    The Mitsubishi Lancer Evolution has the best paddle system, and Infiniti has made the best mainstream copy of that system for the new Q50, and other sporty models. And why not? It's simply the best. In both, the paddles are long, slender magnesium strips, affixed to the steering column rather than the steering wheel. Pull on the right paddle and upshift, pull on the left and downshift. The beauty is that while needing to upshift in a tight curve might cause a driver to lose the steering wheel paddle for an instant, but having the paddles long, and fixed, means no matter how hard the steering wheel is cranked, reaching anywhere on the right puts the upshift paddle on your fingertips.
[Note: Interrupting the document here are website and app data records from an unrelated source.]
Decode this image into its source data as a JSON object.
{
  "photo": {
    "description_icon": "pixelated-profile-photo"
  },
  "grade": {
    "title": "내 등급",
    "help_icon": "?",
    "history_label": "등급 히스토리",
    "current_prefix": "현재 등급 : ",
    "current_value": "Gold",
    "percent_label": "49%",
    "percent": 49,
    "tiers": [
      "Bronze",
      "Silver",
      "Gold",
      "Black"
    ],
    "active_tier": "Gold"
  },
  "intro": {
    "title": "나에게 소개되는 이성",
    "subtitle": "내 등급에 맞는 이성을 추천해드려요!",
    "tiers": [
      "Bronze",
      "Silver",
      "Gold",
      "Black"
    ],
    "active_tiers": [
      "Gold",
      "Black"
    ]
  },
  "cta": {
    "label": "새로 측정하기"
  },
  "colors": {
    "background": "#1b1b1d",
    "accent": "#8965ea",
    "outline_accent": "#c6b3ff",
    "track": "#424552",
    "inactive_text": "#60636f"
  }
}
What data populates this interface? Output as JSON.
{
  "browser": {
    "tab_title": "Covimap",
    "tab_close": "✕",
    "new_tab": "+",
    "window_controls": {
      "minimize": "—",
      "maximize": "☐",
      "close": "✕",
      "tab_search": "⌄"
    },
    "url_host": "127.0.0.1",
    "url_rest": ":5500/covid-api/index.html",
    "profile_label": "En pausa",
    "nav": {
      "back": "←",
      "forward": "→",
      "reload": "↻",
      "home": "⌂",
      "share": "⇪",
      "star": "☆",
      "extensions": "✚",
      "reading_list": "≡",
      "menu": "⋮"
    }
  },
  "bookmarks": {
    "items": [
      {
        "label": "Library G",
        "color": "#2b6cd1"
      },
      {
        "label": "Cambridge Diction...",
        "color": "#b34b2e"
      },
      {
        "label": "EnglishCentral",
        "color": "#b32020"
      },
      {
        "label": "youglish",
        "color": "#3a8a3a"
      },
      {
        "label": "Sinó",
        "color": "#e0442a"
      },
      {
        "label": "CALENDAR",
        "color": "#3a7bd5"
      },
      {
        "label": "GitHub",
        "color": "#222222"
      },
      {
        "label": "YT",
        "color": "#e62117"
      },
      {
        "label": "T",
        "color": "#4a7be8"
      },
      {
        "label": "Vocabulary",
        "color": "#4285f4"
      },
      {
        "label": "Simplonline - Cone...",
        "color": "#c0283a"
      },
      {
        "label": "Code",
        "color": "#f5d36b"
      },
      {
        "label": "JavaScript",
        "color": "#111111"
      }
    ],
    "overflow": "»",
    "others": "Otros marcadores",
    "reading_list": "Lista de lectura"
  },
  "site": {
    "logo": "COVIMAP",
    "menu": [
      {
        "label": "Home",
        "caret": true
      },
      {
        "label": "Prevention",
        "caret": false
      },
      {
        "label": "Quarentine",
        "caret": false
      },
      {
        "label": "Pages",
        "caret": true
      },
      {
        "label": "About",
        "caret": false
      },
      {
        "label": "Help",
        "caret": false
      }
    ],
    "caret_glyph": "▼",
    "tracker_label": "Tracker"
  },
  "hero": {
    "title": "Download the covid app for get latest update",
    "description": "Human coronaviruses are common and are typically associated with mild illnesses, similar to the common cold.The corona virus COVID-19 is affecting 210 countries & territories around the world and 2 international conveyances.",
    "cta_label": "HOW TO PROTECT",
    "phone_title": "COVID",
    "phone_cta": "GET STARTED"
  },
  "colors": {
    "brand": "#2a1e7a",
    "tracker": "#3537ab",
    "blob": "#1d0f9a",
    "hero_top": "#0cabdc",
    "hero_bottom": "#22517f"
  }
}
    Even in snow-country, a few stubborn old-school drivers want to stick with rear-wheel drive, but the vast majority realize the clear superiority of front-wheel drive. Going to all-wheel drive, naturally, is the all-out best. But the majority of drivers facing icy roadways complain about traction for going, stopping and steering with all configurations. They overlook the simple but total influence of having the right tires can make. There are several companies that make good all-season or snow tires, but there are precious few that are exceptional. The Bridgestone Blizzak continues to be the best=known and most popular, but in places like Duluth, MN., where scaling 10-12 blocks of 20-30 degree hills is a daily challenge, my favorite is the Nokian WR. Made without compromising tread compound, the Nokians maintain their flexibility no matter how cold it gets, so they stick, even on icy streets, and can turn a skittish car into a winter-beater.